(Records shown)

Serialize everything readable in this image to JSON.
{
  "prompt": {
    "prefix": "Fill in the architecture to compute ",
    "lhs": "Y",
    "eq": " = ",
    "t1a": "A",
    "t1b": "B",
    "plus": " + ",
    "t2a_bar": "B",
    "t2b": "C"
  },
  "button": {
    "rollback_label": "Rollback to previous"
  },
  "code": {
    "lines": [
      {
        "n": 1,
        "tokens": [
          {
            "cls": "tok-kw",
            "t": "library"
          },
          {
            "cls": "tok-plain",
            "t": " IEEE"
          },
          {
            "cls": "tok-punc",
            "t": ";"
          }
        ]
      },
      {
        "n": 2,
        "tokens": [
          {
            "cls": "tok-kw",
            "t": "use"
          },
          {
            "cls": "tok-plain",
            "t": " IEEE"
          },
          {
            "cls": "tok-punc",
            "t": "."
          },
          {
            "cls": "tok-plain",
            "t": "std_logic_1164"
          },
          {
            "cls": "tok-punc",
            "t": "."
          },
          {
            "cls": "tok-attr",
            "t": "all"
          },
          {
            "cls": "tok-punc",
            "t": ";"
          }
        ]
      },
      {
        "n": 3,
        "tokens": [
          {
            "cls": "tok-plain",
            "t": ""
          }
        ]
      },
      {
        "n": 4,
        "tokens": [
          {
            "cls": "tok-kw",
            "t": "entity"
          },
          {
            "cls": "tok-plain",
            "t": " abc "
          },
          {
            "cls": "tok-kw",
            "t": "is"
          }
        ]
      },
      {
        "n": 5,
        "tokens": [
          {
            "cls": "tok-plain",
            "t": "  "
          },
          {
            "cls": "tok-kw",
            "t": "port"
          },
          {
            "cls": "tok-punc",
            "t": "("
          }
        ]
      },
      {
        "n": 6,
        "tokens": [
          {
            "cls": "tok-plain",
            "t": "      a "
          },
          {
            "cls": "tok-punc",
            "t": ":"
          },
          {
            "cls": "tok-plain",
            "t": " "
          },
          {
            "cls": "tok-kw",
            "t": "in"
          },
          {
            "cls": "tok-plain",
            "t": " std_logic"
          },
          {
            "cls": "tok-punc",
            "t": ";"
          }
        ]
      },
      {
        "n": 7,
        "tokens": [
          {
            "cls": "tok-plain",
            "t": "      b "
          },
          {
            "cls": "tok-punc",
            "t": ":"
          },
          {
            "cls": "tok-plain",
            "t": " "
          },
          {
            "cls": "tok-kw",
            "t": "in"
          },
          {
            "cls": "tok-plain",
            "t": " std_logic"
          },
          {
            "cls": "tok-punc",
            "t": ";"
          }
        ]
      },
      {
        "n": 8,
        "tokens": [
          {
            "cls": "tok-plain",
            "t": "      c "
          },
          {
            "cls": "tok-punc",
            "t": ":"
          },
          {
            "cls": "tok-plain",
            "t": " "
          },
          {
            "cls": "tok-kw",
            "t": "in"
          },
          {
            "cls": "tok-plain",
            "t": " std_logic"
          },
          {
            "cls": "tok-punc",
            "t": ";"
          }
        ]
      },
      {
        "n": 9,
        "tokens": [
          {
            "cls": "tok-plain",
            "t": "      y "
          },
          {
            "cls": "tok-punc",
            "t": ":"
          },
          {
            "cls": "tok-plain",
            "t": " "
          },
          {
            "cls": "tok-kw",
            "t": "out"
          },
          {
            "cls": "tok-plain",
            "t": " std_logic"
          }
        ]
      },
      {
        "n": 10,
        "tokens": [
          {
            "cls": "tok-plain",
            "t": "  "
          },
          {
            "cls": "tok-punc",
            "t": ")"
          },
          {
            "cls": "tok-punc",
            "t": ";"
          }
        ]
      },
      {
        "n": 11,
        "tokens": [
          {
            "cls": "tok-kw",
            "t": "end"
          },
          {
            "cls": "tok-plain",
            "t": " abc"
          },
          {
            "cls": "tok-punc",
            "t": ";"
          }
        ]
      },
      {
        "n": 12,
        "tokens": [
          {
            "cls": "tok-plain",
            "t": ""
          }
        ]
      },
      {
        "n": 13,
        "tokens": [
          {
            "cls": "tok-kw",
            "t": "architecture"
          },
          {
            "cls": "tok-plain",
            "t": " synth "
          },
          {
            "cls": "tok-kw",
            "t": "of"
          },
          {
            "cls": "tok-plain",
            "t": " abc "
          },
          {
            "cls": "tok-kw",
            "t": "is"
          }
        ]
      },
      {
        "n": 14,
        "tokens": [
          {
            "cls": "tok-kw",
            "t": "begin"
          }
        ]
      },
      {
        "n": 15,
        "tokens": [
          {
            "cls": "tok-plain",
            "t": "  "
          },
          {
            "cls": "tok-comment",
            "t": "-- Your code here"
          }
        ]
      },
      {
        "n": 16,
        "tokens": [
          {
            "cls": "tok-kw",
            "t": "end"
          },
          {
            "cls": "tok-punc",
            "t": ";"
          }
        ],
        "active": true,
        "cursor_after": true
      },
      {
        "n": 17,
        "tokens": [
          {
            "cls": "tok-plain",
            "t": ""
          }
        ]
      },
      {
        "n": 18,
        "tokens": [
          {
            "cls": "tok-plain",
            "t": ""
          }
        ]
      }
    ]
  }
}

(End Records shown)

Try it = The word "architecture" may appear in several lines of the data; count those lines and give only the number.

Written reply = 2